In a recent edition, the Dayton Daily News reported “Overdose drug available in Dayton without prescription.” The feature included sobering statistics that five people in Ohio die each day from drug overdoses. Whether you agree or disagree with making Narcan available to addicts and family members of addicts, maybe it’s time to consider one woman’s story.
As I relate her story , know that each process of recovery from addiction to street drugs or prescription painkillers is individual. If one size did fit all or most, we certainly would have a better handle on the problem.
Misty Turner says her life of drug and alcohol abuse started at age five when her dad began letting her drink a little beer – and they kept it a secret from her mom. At age 13, she began actively seeking alcohol. She was shy and wanted to be more outgoing. A personality change came with alcohol obtained from her older friends or her dad’s stash.

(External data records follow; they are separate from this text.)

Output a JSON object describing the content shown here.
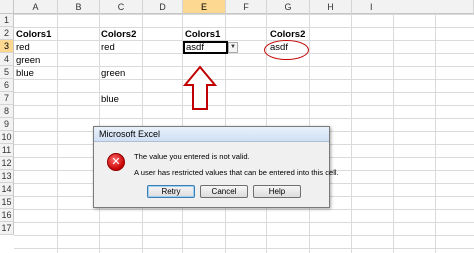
{
  "sheet": {
    "columns": [
      "A",
      "B",
      "C",
      "D",
      "E",
      "F",
      "G",
      "H",
      "I"
    ],
    "rows": [
      "1",
      "2",
      "3",
      "4",
      "5",
      "6",
      "7",
      "8",
      "9",
      "10",
      "11",
      "12",
      "13",
      "14",
      "15",
      "16",
      "17"
    ],
    "selected_column": "E",
    "selected_row": "3"
  },
  "cells": {
    "a2": "Colors1",
    "a3": "red",
    "a4": "green",
    "a5": "blue",
    "c2": "Colors2",
    "c3": "red",
    "c6": "green",
    "c8": "blue",
    "e2": "Colors1",
    "e3": "asdf",
    "g2": "Colors2",
    "g3": "asdf"
  },
  "dialog": {
    "title": "Microsoft Excel",
    "icon": "error-x-icon",
    "line1": "The value you entered is not valid.",
    "line2": "A user has restricted values that can be entered into this cell.",
    "buttons": {
      "retry": "Retry",
      "cancel": "Cancel",
      "help": "Help"
    }
  },
  "colors": {
    "selection_header": "#fcd891",
    "annotation_red": "#c00000"
  }
}
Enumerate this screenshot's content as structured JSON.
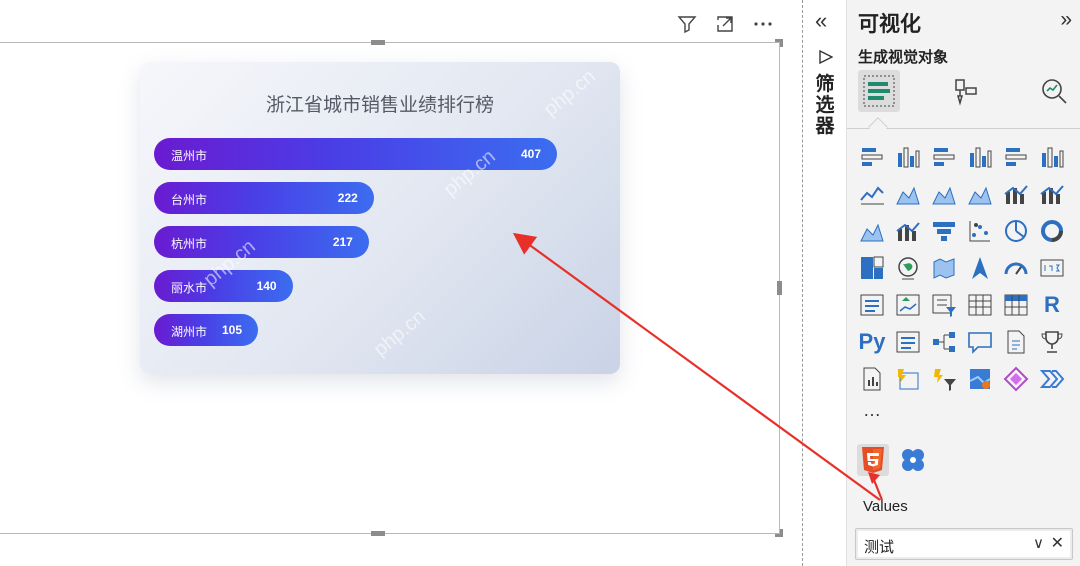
{
  "header_icons": [
    "filter-icon",
    "focus-mode-icon",
    "more-options-icon"
  ],
  "chart_data": {
    "type": "bar",
    "orientation": "horizontal",
    "title": "浙江省城市销售业绩排行榜",
    "categories": [
      "温州市",
      "台州市",
      "杭州市",
      "丽水市",
      "湖州市"
    ],
    "values": [
      407,
      222,
      217,
      140,
      105
    ],
    "colors": {
      "bar_start": "#6a1bd1",
      "bar_end": "#3b6df0",
      "label": "#ffffff"
    }
  },
  "watermark": "php.cn",
  "filter_pane": {
    "collapse": "«",
    "label": "筛选器"
  },
  "viz_pane": {
    "title": "可视化",
    "expand": "»",
    "section": "生成视觉对象",
    "more": "…",
    "values_label": "Values",
    "field": {
      "value": "测试",
      "chevron": "∨",
      "close": "✕"
    },
    "grid_labels": {
      "r": "R",
      "py": "Py"
    }
  },
  "accent": "#2d6fc0"
}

She thought that she might have a problem, but “I liked the feeling of oxycontins, cocaine, meth, opiates, anything that would speed me up.”
At 16 , she was blacking out, but she attributed it “to alcohol or that I wasn’t eating right.”
Next, she began cashing stolen checks and stealing medicine and money from her parents and her employer.
At age 20, she plea bargained and received five years of probation, and by 2004, she had two children who were taken away from her. She felt that everyone was ganging up on her, so she broke her probation and traveled to Louisville where she broke into houses and robbed her employers.
At a homeless shelter, she broke all the rules and was kicked out after a month, pregnant, still using. “I was dope-sick. I started shooting up and that was my first experience with it. I liked it, the rush, quicker, the flushing. Before I had crushed and snorted my pills. When I was using, I was friendly, talkative, confident; when I wasn’t using, I was awkward, a wallflower. I had no concern for the baby growing inside me or myself.”
Next, she and her then boyfriend robbed a gas station in Indiana where she had once worked, and she ended up at an Indiana women’s prison for 11 months. There, she gave birth to her daughter and gave her up for adoption. Then it was parole, back to prison, parole, back to criminal activities and finally a choice of prison or rehab.
She says, “I was familiar with jail, but not treatment. The first three months were tough. I laid in my bed and cried. It took me a while to come clean, to become a part of the community at the rehab center, to modify my behavior, my thinking.
She reports that she was able to change her thinking and her behavior because of the following:
• “Prayer. I prayed for the first time. I learned there is something out there. I prayed even though I wasn’t sure what I was praying to.
• “I learned not everybody is out to get me or hurt me. I can’t always recognize what I’m doing that’s hurtful, and I need someone on the outside to tell me.
• “The rehab center gave me a chance to take a break from life – to reflect on what my life had been like, that I’m an addict, an alcoholic. I realized that I couldn’t be trusted. I couldn’t keep my word. I had no self respect. I was down to nothing.
• “At the center they taught me that I still had the opportunity to change, to be a mom, a loving daughter, a responsible sister.
• “I learned you can be sober through anything. I saw a woman losing her daughter to death, but she stayed sober, and that gave me hope.
• “Finally, I learned I could decide I wanted to be something different. And it would take a lot of work.”
Of the AA group she attend while in treatment, she says, “I love the group, so genuine, so grateful you are there, that they are there and want to pass it on to someone else. They love to see new people. They’ve been there and they remember. They stay humble, reach out, give support. If you’re in self-pity, they’ll tell you. They aren’t always warm and fuzzy, They don’t sugarcoat it.”
Clean and sober for seven years, she has completed an associate degree in business administration and is well on her way to completing a bachelor’s degree. She’s happily married and her 17-year-old daughter lives with her. She says, “I see some of me in her and it terrifies me. I’m concerned about the genetic factor as well as the experimentation that many teens do with drugs and alcohol.”
She knows that recovery is a lifelong process, and when she needs to, what does she do? Calls her sponsor and attends an AA meeting.
Vivian Blevins is a consultant for the Training Solutions Group Inc. who teaches courses in writing and literature for major telecom company employees. Reach her at (937) 778-3815 or email@example.com.Reach